[WORK REQUEST]
Give back every line of the material below that has the string "JSON".

%%

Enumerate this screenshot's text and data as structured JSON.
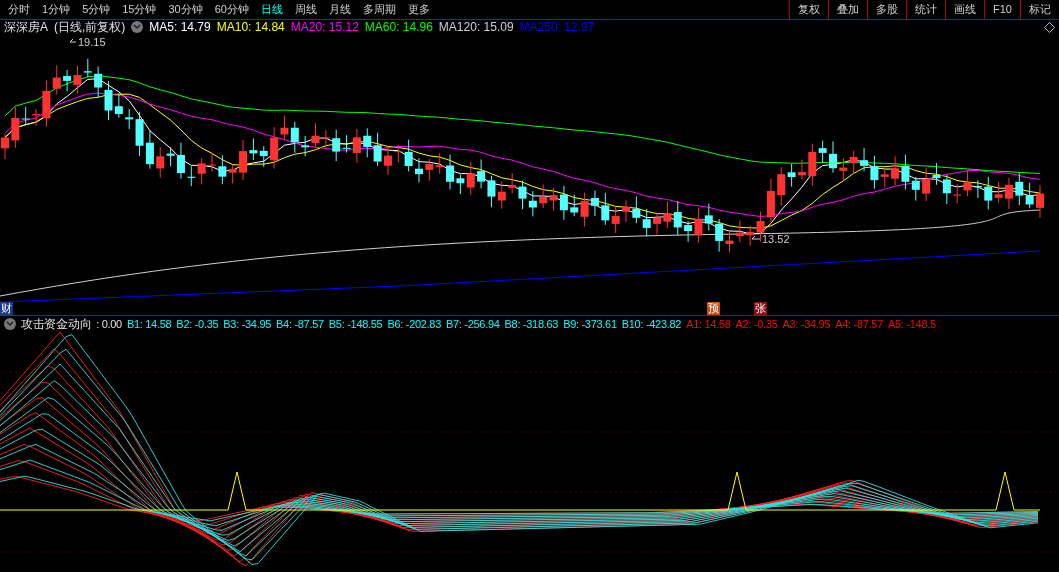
{
  "menu": {
    "tabs": [
      {
        "label": "分时",
        "selected": false
      },
      {
        "label": "1分钟",
        "selected": false
      },
      {
        "label": "5分钟",
        "selected": false
      },
      {
        "label": "15分钟",
        "selected": false
      },
      {
        "label": "30分钟",
        "selected": false
      },
      {
        "label": "60分钟",
        "selected": false
      },
      {
        "label": "日线",
        "selected": true
      },
      {
        "label": "周线",
        "selected": false
      },
      {
        "label": "月线",
        "selected": false
      },
      {
        "label": "多周期",
        "selected": false
      },
      {
        "label": "更多",
        "selected": false
      }
    ],
    "buttons": [
      "复权",
      "叠加",
      "多股",
      "统计",
      "画线",
      "F10",
      "标记"
    ]
  },
  "stock": {
    "name": "深深房A",
    "period": "(日线,前复权)"
  },
  "ma_legend": [
    {
      "label": "MA5: 14.79",
      "color": "#ffffff"
    },
    {
      "label": "MA10: 14.84",
      "color": "#ffff00"
    },
    {
      "label": "MA20: 15.12",
      "color": "#ff00ff"
    },
    {
      "label": "MA60: 14.96",
      "color": "#00ff00"
    },
    {
      "label": "MA120: 15.09",
      "color": "#d0d0d0"
    },
    {
      "label": "MA250: 12.97",
      "color": "#0000ff"
    }
  ],
  "price_labels": [
    {
      "kind": "high",
      "text": "19.15"
    },
    {
      "kind": "low",
      "text": "13.52"
    }
  ],
  "markers": [
    {
      "kind": "finance",
      "text": "财"
    },
    {
      "kind": "forecast",
      "text": "预"
    },
    {
      "kind": "rise",
      "text": "张"
    }
  ],
  "indicator": {
    "name": "攻击资金动向",
    "value": ": 0.00",
    "legend": [
      {
        "label": "B1: 14.58",
        "color": "#00ffff"
      },
      {
        "label": "B2: -0.35",
        "color": "#00ffff"
      },
      {
        "label": "B3: -34.95",
        "color": "#00ffff"
      },
      {
        "label": "B4: -87.57",
        "color": "#00ffff"
      },
      {
        "label": "B5: -148.55",
        "color": "#00ffff"
      },
      {
        "label": "B6: -202.83",
        "color": "#00ffff"
      },
      {
        "label": "B7: -256.94",
        "color": "#00ffff"
      },
      {
        "label": "B8: -318.63",
        "color": "#00ffff"
      },
      {
        "label": "B9: -373.61",
        "color": "#00ffff"
      },
      {
        "label": "B10: -423.82",
        "color": "#00ffff"
      },
      {
        "label": "A1: 14.58",
        "color": "#ff0000"
      },
      {
        "label": "A2: -0.35",
        "color": "#ff0000"
      },
      {
        "label": "A3: -34.95",
        "color": "#ff0000"
      },
      {
        "label": "A4: -87.57",
        "color": "#ff0000"
      },
      {
        "label": "A5: -148.5",
        "color": "#ff0000"
      }
    ]
  }
}
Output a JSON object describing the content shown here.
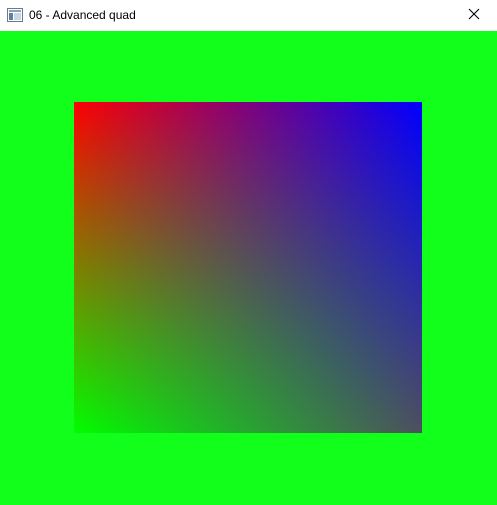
{
  "window": {
    "title": "06 - Advanced quad",
    "app_icon": "window-app-icon",
    "close_icon": "close-icon"
  },
  "scene": {
    "clear_color": "#12ff1b",
    "quad": {
      "corner_colors": {
        "top_left": "#ff0000",
        "top_right": "#0000ff",
        "bottom_left": "#00ff00",
        "bottom_right": "#4f4f5f"
      }
    }
  }
}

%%

[RESPONSE FOR THIS EXERCISE]
Enumerate this screenshot's text and data as structured JSON.
Output a JSON object describing the content shown here.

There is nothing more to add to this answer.